Go through the records below and copy out every line that contains the word "Monate".
* * * * * * * * *
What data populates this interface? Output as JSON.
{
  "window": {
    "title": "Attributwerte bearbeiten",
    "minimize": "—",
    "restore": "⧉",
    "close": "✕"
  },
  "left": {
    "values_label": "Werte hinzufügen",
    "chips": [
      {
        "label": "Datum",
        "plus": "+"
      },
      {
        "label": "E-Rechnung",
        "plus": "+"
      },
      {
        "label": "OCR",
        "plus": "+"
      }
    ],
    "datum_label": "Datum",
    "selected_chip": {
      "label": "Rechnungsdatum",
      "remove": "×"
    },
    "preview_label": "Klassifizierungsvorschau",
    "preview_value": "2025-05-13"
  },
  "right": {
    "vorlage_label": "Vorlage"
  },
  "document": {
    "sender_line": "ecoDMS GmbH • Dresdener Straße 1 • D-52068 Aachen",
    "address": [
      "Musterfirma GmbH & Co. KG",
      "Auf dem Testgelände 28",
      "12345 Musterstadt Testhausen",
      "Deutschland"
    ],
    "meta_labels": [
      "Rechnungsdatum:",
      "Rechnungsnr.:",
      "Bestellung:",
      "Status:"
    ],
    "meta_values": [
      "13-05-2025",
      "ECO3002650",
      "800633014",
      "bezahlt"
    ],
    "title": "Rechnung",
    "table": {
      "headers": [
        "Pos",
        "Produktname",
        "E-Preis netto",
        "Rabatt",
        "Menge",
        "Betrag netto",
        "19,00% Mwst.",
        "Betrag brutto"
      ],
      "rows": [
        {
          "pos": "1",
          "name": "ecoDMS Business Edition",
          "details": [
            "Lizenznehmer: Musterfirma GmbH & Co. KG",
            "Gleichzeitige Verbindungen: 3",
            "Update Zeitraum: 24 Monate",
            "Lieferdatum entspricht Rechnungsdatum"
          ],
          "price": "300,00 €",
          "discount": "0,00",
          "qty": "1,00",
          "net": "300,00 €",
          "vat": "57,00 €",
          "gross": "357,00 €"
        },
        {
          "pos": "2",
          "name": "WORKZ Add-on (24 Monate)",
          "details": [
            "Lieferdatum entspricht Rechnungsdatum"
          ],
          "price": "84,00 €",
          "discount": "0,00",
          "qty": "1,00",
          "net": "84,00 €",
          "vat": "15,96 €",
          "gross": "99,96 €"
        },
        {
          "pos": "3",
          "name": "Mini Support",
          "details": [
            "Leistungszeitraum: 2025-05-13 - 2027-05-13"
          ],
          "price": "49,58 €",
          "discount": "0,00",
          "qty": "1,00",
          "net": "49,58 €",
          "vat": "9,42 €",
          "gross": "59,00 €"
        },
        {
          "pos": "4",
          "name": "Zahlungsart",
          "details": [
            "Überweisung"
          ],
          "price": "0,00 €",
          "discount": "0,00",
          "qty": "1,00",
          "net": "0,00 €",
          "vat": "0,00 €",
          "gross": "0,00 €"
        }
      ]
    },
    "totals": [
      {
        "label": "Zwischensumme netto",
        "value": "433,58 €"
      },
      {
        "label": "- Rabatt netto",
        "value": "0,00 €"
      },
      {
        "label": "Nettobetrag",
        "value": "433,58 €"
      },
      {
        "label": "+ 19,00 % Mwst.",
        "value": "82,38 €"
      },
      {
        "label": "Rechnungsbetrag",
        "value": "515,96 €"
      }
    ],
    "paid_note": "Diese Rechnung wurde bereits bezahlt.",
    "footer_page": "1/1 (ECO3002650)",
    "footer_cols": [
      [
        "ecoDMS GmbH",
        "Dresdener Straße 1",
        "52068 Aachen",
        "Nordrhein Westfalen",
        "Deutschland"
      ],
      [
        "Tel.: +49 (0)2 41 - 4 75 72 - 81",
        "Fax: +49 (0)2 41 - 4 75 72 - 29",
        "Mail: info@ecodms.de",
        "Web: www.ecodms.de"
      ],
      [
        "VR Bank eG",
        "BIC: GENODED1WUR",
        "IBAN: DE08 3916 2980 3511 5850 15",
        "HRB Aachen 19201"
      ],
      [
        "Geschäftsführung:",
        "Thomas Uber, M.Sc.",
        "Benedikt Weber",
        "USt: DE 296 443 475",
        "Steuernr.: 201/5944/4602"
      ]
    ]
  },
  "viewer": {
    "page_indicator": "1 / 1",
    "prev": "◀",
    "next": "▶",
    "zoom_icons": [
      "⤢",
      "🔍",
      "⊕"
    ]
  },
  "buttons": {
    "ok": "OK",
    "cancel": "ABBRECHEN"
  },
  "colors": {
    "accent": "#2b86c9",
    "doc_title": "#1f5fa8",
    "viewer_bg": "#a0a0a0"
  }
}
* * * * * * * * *
Response to the task:
            "Update Zeitraum: 24 Monate",
          "name": "WORKZ Add-on (24 Monate)",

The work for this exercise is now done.